▸ **What is being asked**
Output only the entries, exactly as given, without the pictures.

Data about app and page elements:
=== Section Start ===

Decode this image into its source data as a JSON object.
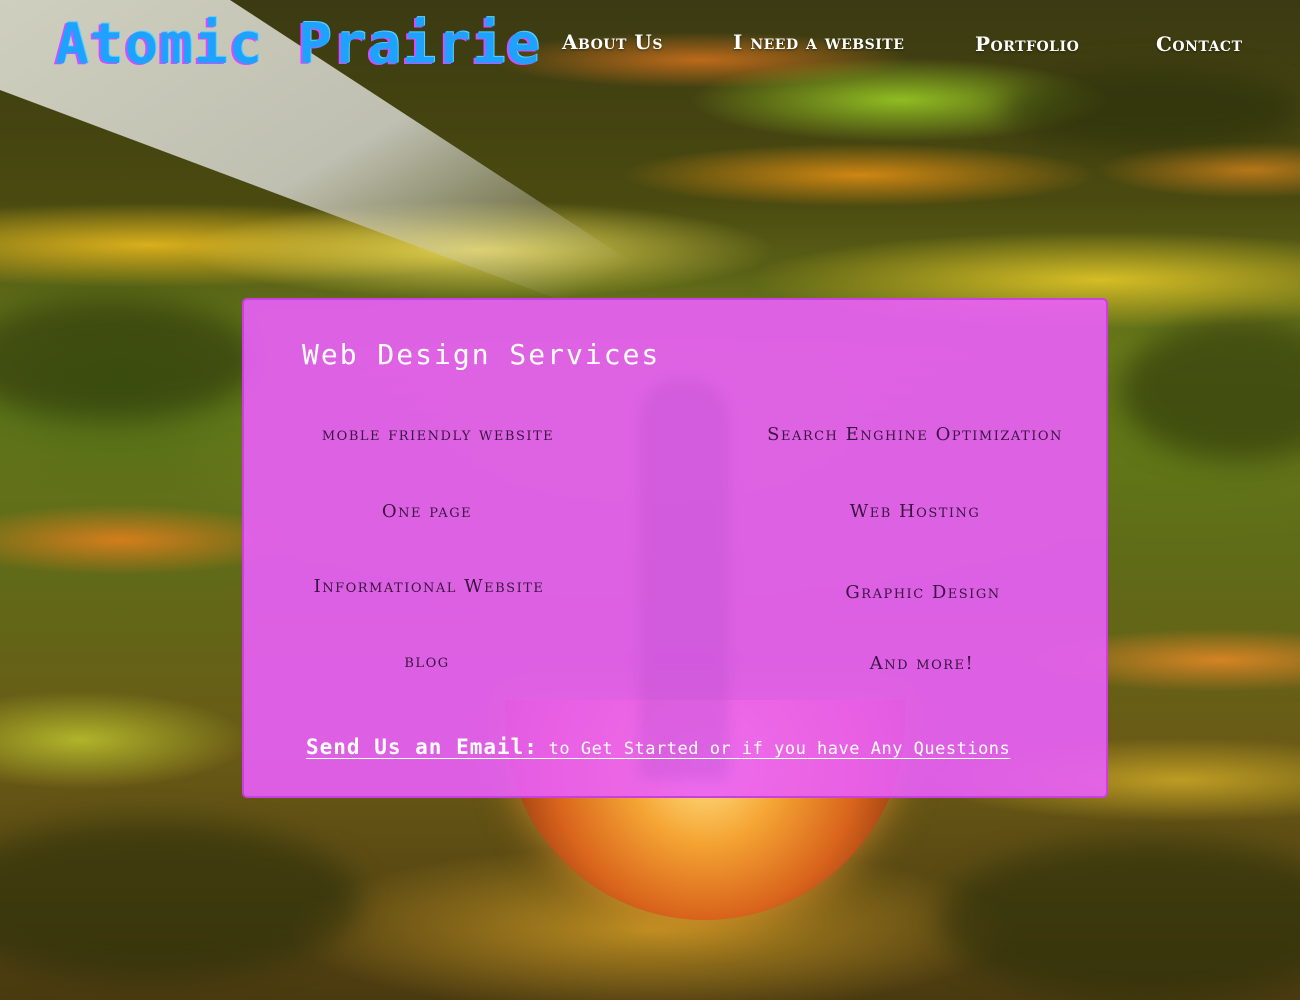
{
  "site": {
    "logo": "Atomic Prairie"
  },
  "nav": {
    "items": [
      {
        "label": "About Us"
      },
      {
        "label": "I need a website"
      },
      {
        "label": "Portfolio"
      },
      {
        "label": "Contact"
      }
    ]
  },
  "services_panel": {
    "title": "Web Design Services",
    "left_column": [
      "moble friendly website",
      "One page",
      "Informational Website",
      "blog"
    ],
    "right_column": [
      "Search Enghine Optimization",
      "Web Hosting",
      "Graphic Design",
      "And more!"
    ],
    "cta_strong": "Send Us an Email:",
    "cta_rest": " to Get Started or if you have Any Questions"
  },
  "colors": {
    "logo": "#1da3ff",
    "panel": "#ea5ffa",
    "service_text": "#3a1440",
    "nav_text": "#ffffff"
  }
}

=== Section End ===

▸ **Answer box**
Decode this image into its source data as a JSON object.
{
  "site": {
    "logo": "Atomic Prairie"
  },
  "nav": {
    "items": [
      {
        "label": "About Us"
      },
      {
        "label": "I need a website"
      },
      {
        "label": "Portfolio"
      },
      {
        "label": "Contact"
      }
    ]
  },
  "services_panel": {
    "title": "Web Design Services",
    "left_column": [
      "moble friendly website",
      "One page",
      "Informational Website",
      "blog"
    ],
    "right_column": [
      "Search Enghine Optimization",
      "Web Hosting",
      "Graphic Design",
      "And more!"
    ],
    "cta_strong": "Send Us an Email:",
    "cta_rest": " to Get Started or if you have Any Questions"
  },
  "colors": {
    "logo": "#1da3ff",
    "panel": "#ea5ffa",
    "service_text": "#3a1440",
    "nav_text": "#ffffff"
  }
}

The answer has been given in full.